  3. Outside of the UK (and with big footprints in Europe) there are also Timpik, Fubles and CeleBreak. All with similar platforms in place. Players can download the app or login via their browser and find a game in their local area.

The platform does have the disadvantage of being a web-app, however offers individual players the best filtering options. Payments are handled on the platform (unlike FC Urban that uses Eventbrite) which makes booking a match far simpler and easier as a player. So that’s the match discoverability side of things of amateur football app comparison guide, on to match management next.

Match management for organisers and captains

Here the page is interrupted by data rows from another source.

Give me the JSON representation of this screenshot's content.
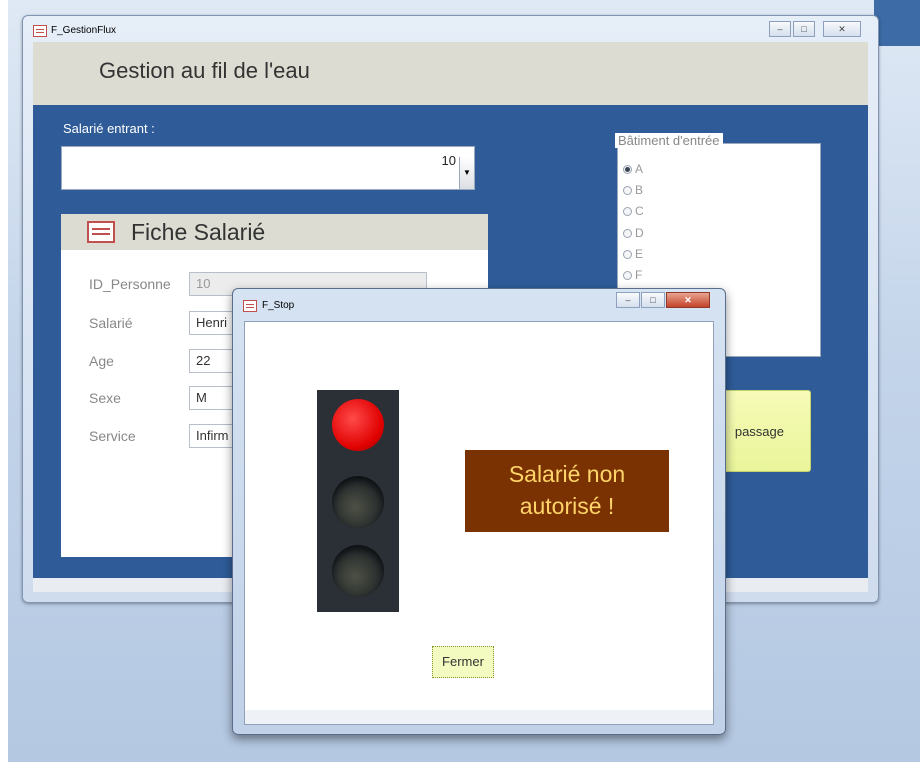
{
  "main_window": {
    "title": "F_GestionFlux",
    "form_title": "Gestion au fil de l'eau",
    "salarie_label": "Salarié entrant :",
    "salarie_value": "10",
    "fiche": {
      "title": "Fiche Salarié",
      "fields": [
        {
          "label": "ID_Personne",
          "value": "10"
        },
        {
          "label": "Salarié",
          "value": "Henri"
        },
        {
          "label": "Age",
          "value": "22"
        },
        {
          "label": "Sexe",
          "value": "M"
        },
        {
          "label": "Service",
          "value": "Infirm"
        }
      ]
    },
    "batiment": {
      "legend": "Bâtiment d'entrée",
      "options": [
        "A",
        "B",
        "C",
        "D",
        "E",
        "F"
      ],
      "selected": "A"
    },
    "passage_button": "passage"
  },
  "dialog": {
    "title": "F_Stop",
    "message_line1": "Salarié non",
    "message_line2": "autorisé !",
    "fermer_button": "Fermer"
  },
  "colors": {
    "form_background": "#2f5c98",
    "header": "#dcdcd2",
    "message_bg": "#7a3202",
    "message_text": "#ffd56a",
    "button_bg": "#f4fbc0"
  }
}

  1. Fulby Track who’s paid and who hasn’t. Simple creates a match. Streamlined UI. Unique links. Focused on existing groups. Does Not handle payments
  2. Teamer is a web platform for amateur sports that also includes football. It offers advanced team management functionality from an organisers’ perspective. You can create and manage a team while also using their payment management functionality to reconcile and manage player match fee transfers. Given that it’s a web app, it does not offer live match updates through notifications. However, organisers do get a text message functionality (50/month) within the Pro subscription (£5.95).
  3. Spond is a mobile-first team management app. It’s been built to handle events, groups and even a club. It has advanced functionality and features to create an event, invite team members, manage calendars and take payments. Given that it’s mobile-first it comes with all the bells and whistles one would expect. Location and maps, synchronized calendars, the ability for guardians to reply on behalf of children etc. It also allows organisers to invite players from their calendar or other subgroups in the app in case of missing players. The app is free yet charges a small transaction fee when you take payments from players,

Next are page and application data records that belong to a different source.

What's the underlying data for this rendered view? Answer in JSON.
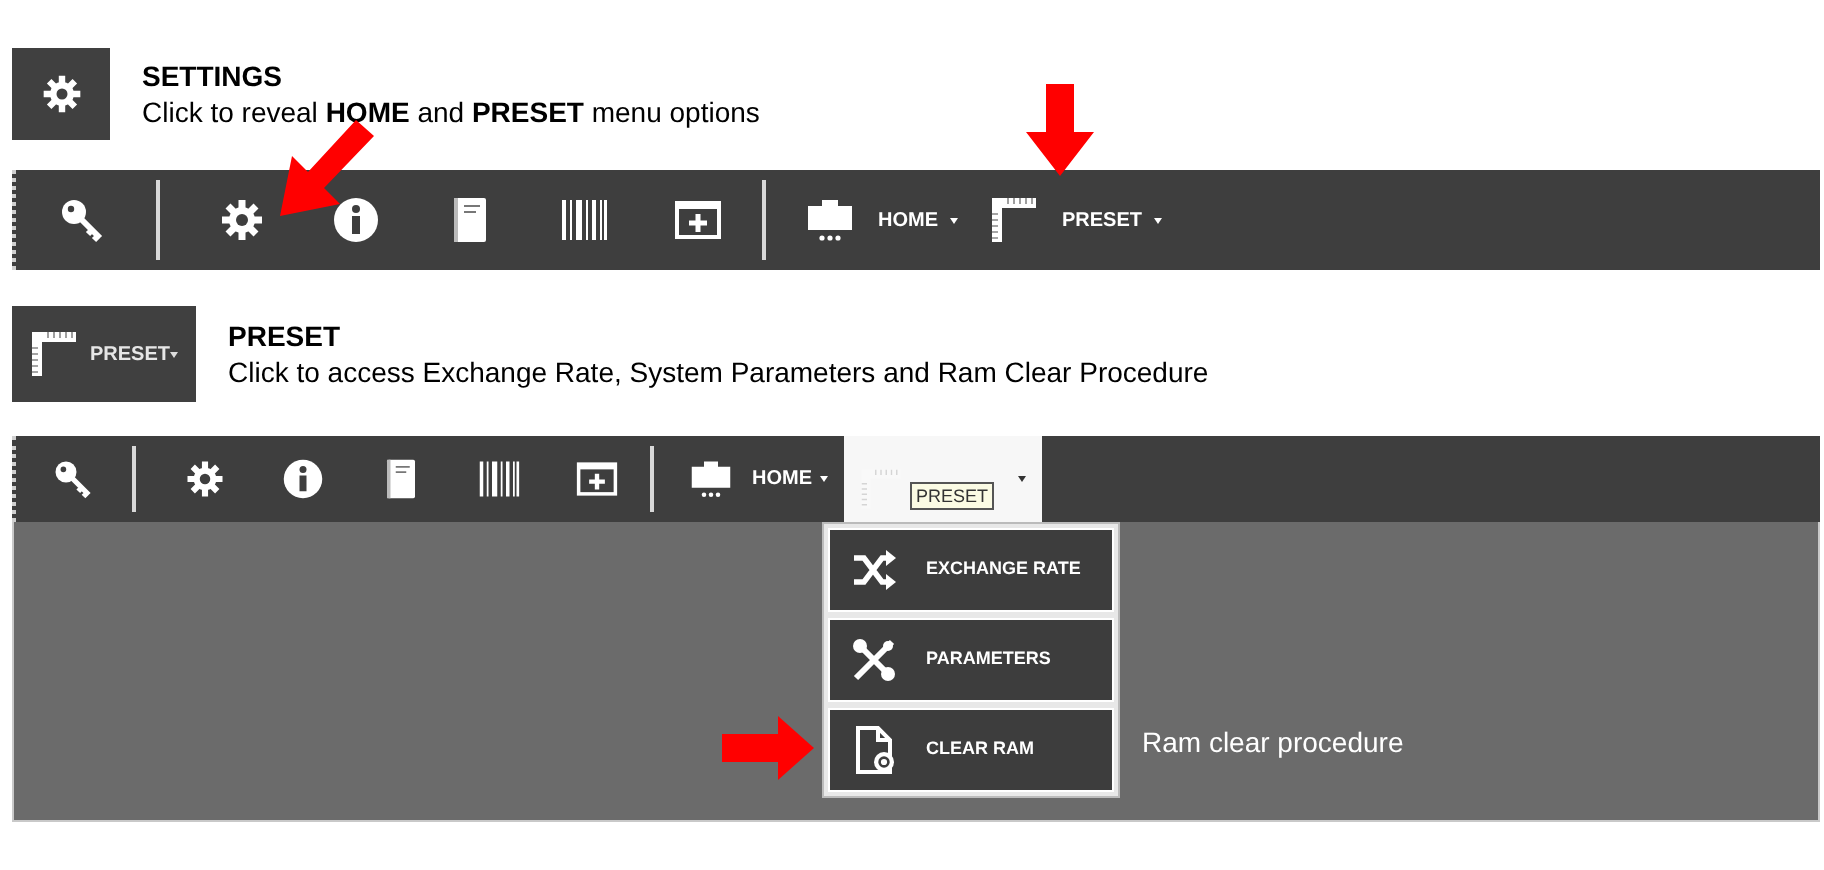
{
  "sections": [
    {
      "preview": {
        "kind": "gear"
      },
      "title": "SETTINGS",
      "description": "Click to reveal **HOME** and **PRESET** menu options",
      "toolbar": [
        {
          "kind": "key"
        },
        {
          "kind": "separator"
        },
        {
          "kind": "gear",
          "pointer": {
            "kind": "down-left"
          }
        },
        {
          "kind": "info"
        },
        {
          "kind": "book"
        },
        {
          "kind": "barcode"
        },
        {
          "kind": "window-plus"
        },
        {
          "kind": "separator"
        },
        {
          "kind": "briefcase",
          "label": "HOME",
          "expanded": false
        },
        {
          "kind": "ruler",
          "label": "PRESET",
          "expanded": false,
          "pointer": {
            "kind": "down"
          }
        }
      ]
    },
    {
      "preview": {
        "kind": "ruler",
        "label": "PRESET"
      },
      "title": "PRESET",
      "description": "Click to access Exchange Rate, System Parameters and Ram Clear Procedure",
      "toolbar": [
        {
          "kind": "key"
        },
        {
          "kind": "separator"
        },
        {
          "kind": "gear"
        },
        {
          "kind": "info"
        },
        {
          "kind": "book"
        },
        {
          "kind": "barcode"
        },
        {
          "kind": "window-plus"
        },
        {
          "kind": "separator"
        },
        {
          "kind": "briefcase",
          "label": "HOME",
          "expanded": false
        },
        {
          "kind": "ruler",
          "label": "PRESET",
          "expanded": true
        }
      ],
      "dropdown": [
        {
          "kind": "shuffle",
          "label": "EXCHANGE RATE"
        },
        {
          "kind": "tools",
          "label": "PARAMETERS"
        },
        {
          "kind": "file",
          "label": "CLEAR RAM",
          "pointer": {
            "kind": "right"
          }
        }
      ],
      "callout": "Ram clear procedure"
    }
  ]
}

  1. Find A Player is a mobile application focused on discoverability from a player and organisers perspective. The app works similar to a message board (think Gumtree) where players can specify their availability, and teams can advertise for players. For organisers, it allows you to easily create a public or private game and then invite local players (public) or your address book (private) to it. The app seamlessly handles payments by allowing you to add your bank details. For players it allows you to easily find games within a specific area. 

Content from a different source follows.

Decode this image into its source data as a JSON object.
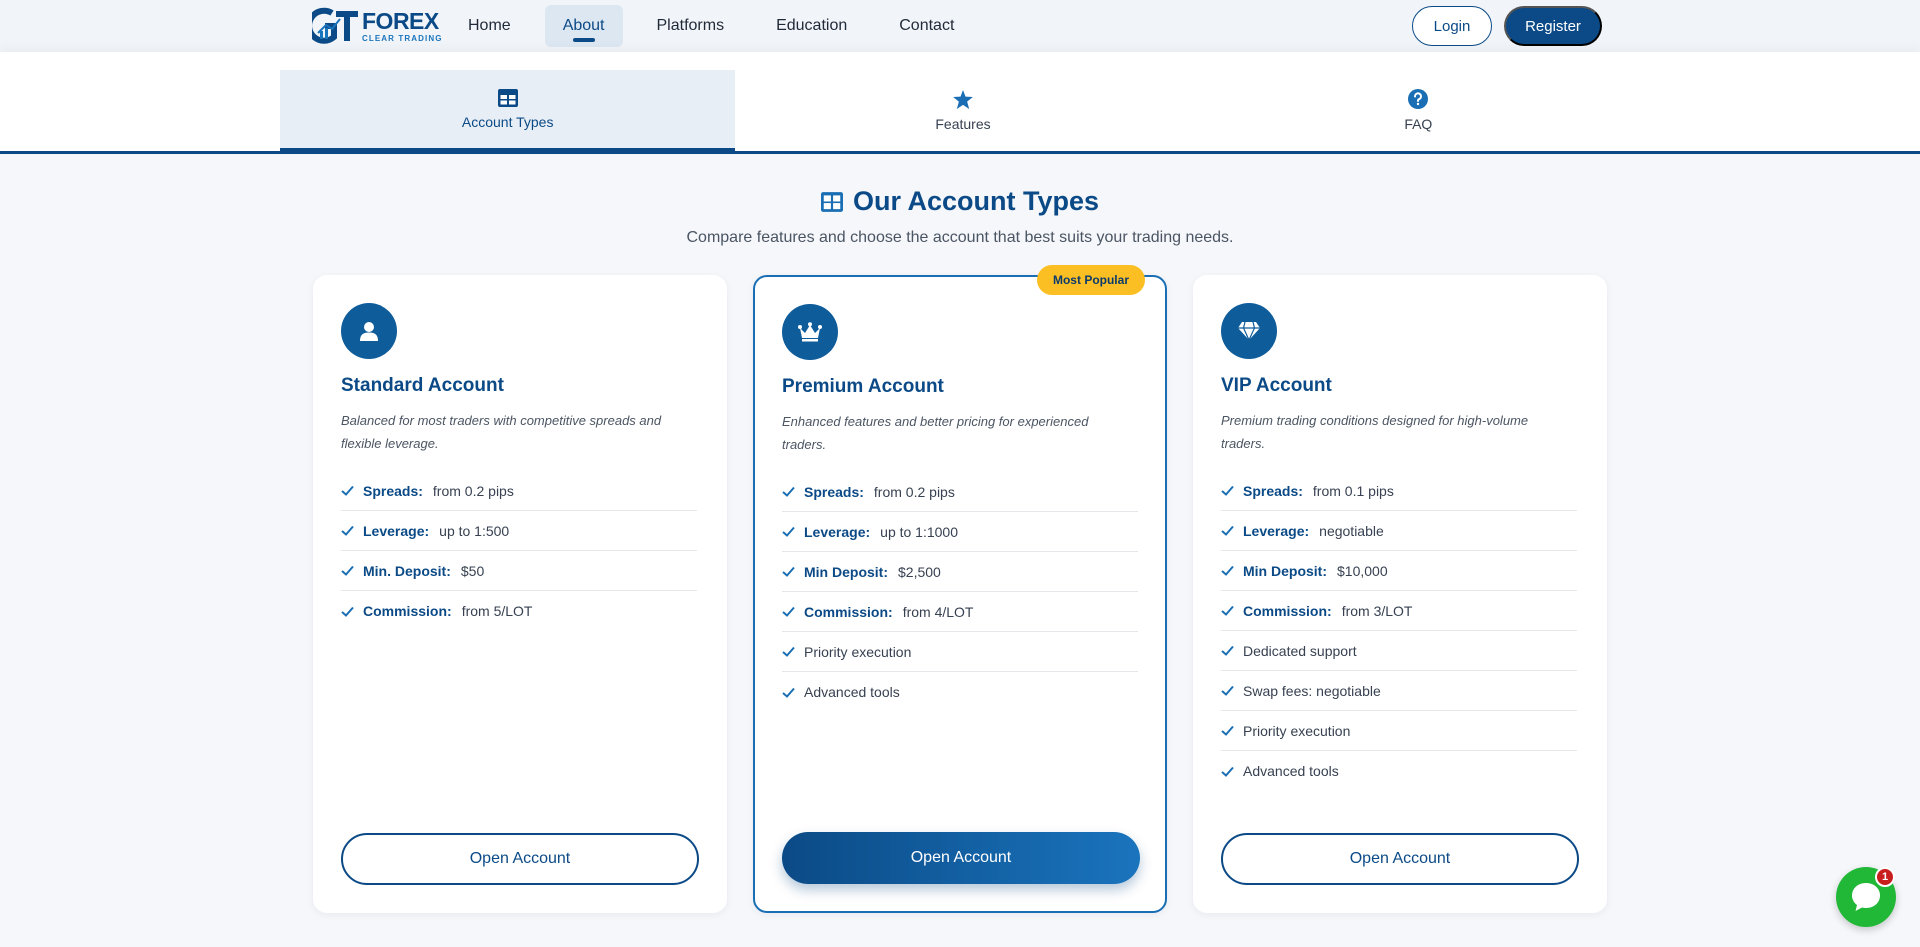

What’s missing

In putting together our amateur football app comparison guide, there definitely seems to be a plethora of apps out there that make it easy for all of us to find and organise games. From web to mobile apps. The discoverability of football matches for individual players is definitely an area that is incredibly well covered. Which means if you are new to a city I would implore you to access all of the platforms above to find out which one works best for you.

Yet, having spent time downloading and creating profiles on all of the match management apps, I can’t help but feel that they are all incredibly complex. Interacting with these apps feels like using a hammer to crack a nut. They offer all the features one would need to manage all sorts of team sports, yet don’t seem to focus on the simple requirements that a football group or captain would need. Creating a game, adding players and keeping them updated should not be a complex and time-consuming process. Having spoken to hundreds of amateur football captains, they all seem to prefer their excel spreadsheets and Whatsapp groups over the complexity and advanced features of some of these apps.

It feels a need to add tech to this problem, most of the products that have been built have forgotten the needs of the user. To quickly, seamlessly and effortlessly create a match, invite players, keep them updated and manage who’s playing. Perhaps it’s time for something that ticks these boxes.